For those who didnt see my first post. Mid winter this year had already seen as much snow and ice as we get in a normal total season so spurred on by my neighbours I decided to feed the deer and asked for the forum's opinion on doing. A few of you asked for an update so here it is.
I decided to use rumavite blocks as they are easily carried to the quiet areas I had selected to do the feeding in and they are designed to support the deers natural stomach flora so making best use of what they can forage naturally. I quickly decided to string them from trees as when laid on the ground the badgers licked them then shat all over them repelling the deer. I would bore a hole in the centre with a drill and feed a string through then hang them from branches about three feet off the ground.
The deer quickly began to use them and at first a block would last about a week. I estimated that I had 8 deer to each block. Then in January we had a meter of snow fell one Friday night which was topped up with a few more flurries. Temperatures dropped to -18 at night never getting above -10 at midday. A crust formed on the snow that would bear your weight and these conditions prevented deer from digging for forage. The result was blocks were gone in three days, more deer gathered at feedpoints and an increasing number of calves were found under trees beside the blocks huddled together dead.
I lost a few Hinds and old Stags too. I even found a mature Sika Stag dead. The Roe were decimated and of other animals the Wren which once filled the woods are now absent completely.
A lot of hinds entered the spring in an emeciated condition and I think a lot must have re-absorbed/aborted this years crop.
However what I am seeing now are Hinds mostly running yeld but all in excellent condition. The Stags are now,after a slow start with the moult, looking really good but there is definitly an absence of the young .

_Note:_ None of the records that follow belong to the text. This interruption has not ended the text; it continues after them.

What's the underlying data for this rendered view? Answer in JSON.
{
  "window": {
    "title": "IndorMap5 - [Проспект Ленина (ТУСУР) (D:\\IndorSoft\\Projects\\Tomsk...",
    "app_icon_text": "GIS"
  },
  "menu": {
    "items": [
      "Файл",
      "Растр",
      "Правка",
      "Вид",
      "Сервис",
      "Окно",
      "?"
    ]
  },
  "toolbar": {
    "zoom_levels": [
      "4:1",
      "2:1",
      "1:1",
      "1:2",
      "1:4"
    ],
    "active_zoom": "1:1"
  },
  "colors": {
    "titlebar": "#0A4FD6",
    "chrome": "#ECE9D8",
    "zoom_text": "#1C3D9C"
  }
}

Conclusions- I think I will have to feed for a few years to see what happens and take the point that it will be impossible to say that if I didnt feed things would be different.

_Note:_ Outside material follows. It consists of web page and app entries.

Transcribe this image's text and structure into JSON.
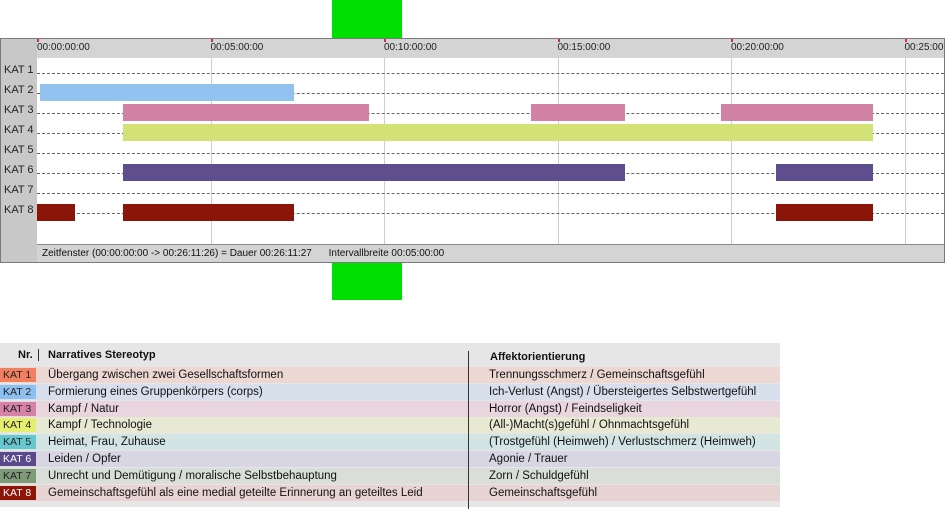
{
  "timeline": {
    "ticks": [
      "00:00:00:00",
      "00:05:00:00",
      "00:10:00:00",
      "00:15:00:00",
      "00:20:00:00",
      "00:25:00"
    ],
    "rows": [
      {
        "label": "KAT 1",
        "color": "#e8866a",
        "segments": []
      },
      {
        "label": "KAT 2",
        "color": "#92c2ef",
        "segments": [
          [
            0.08,
            7.42
          ]
        ]
      },
      {
        "label": "KAT 3",
        "color": "#d283a5",
        "segments": [
          [
            2.47,
            9.58
          ],
          [
            14.25,
            16.95
          ],
          [
            19.7,
            24.1
          ]
        ]
      },
      {
        "label": "KAT 4",
        "color": "#d2e274",
        "segments": [
          [
            2.47,
            24.1
          ]
        ]
      },
      {
        "label": "KAT 5",
        "color": "#7fcfd6",
        "segments": []
      },
      {
        "label": "KAT 6",
        "color": "#5f4e8e",
        "segments": [
          [
            2.47,
            16.95
          ],
          [
            21.3,
            24.1
          ]
        ]
      },
      {
        "label": "KAT 7",
        "color": "#8aa885",
        "segments": []
      },
      {
        "label": "KAT 8",
        "color": "#8b1508",
        "segments": [
          [
            0.0,
            1.1
          ],
          [
            2.47,
            7.42
          ],
          [
            21.3,
            24.1
          ]
        ]
      }
    ],
    "status": {
      "zeitfenster": "Zeitfenster (00:00:00:00 -> 00:26:11:26) = Dauer 00:26:11:27",
      "intervall": "Intervallbreite 00:05:00:00"
    }
  },
  "legend": {
    "header_nr": "Nr.",
    "header_stereotyp": "Narratives Stereotyp",
    "header_affekt": "Affektorientierung",
    "rows": [
      {
        "nr": "KAT 1",
        "color": "#f08060",
        "bg": "#ecd7d2",
        "text_color": "#222222",
        "stereotyp": "Übergang zwischen zwei Gesellschaftsformen",
        "affekt": "Trennungsschmerz / Gemeinschaftsgefühl"
      },
      {
        "nr": "KAT 2",
        "color": "#8dc0ef",
        "bg": "#d6dfeb",
        "text_color": "#222222",
        "stereotyp": "Formierung eines Gruppenkörpers (corps)",
        "affekt": "Ich-Verlust (Angst) / Übersteigertes Selbstwertgefühl"
      },
      {
        "nr": "KAT 3",
        "color": "#d582a6",
        "bg": "#e8d5de",
        "text_color": "#222222",
        "stereotyp": "Kampf / Natur",
        "affekt": "Horror (Angst) / Feindseligkeit"
      },
      {
        "nr": "KAT 4",
        "color": "#e6ee70",
        "bg": "#e7e9d2",
        "text_color": "#222222",
        "stereotyp": "Kampf / Technologie",
        "affekt": "(All-)Macht(s)gefühl / Ohnmachtsgefühl"
      },
      {
        "nr": "KAT 5",
        "color": "#66c8cf",
        "bg": "#d3e4e4",
        "text_color": "#222222",
        "stereotyp": "Heimat, Frau, Zuhause",
        "affekt": "(Trostgefühl (Heimweh) / Verlustschmerz (Heimweh)"
      },
      {
        "nr": "KAT 6",
        "color": "#5b4a8b",
        "bg": "#d8d6e2",
        "text_color": "#ffffff",
        "stereotyp": "Leiden / Opfer",
        "affekt": "Agonie / Trauer"
      },
      {
        "nr": "KAT 7",
        "color": "#7e9a78",
        "bg": "#d9dfd8",
        "text_color": "#222222",
        "stereotyp": "Unrecht und Demütigung / moralische Selbstbehauptung",
        "affekt": "Zorn / Schuldgefühl"
      },
      {
        "nr": "KAT 8",
        "color": "#8e1408",
        "bg": "#e8d3d3",
        "text_color": "#ffffff",
        "stereotyp": "Gemeinschaftsgefühl als eine medial geteilte Erinnerung an geteiltes Leid",
        "affekt": "Gemeinschaftsgefühl"
      }
    ]
  }
}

It has made it easier to count the dead though and I have to say it surely must have helped sustain the beasts in that very extreme end of season. But again maybe the dry, good and early spring had more to do with the animals susviving to now than anything else. David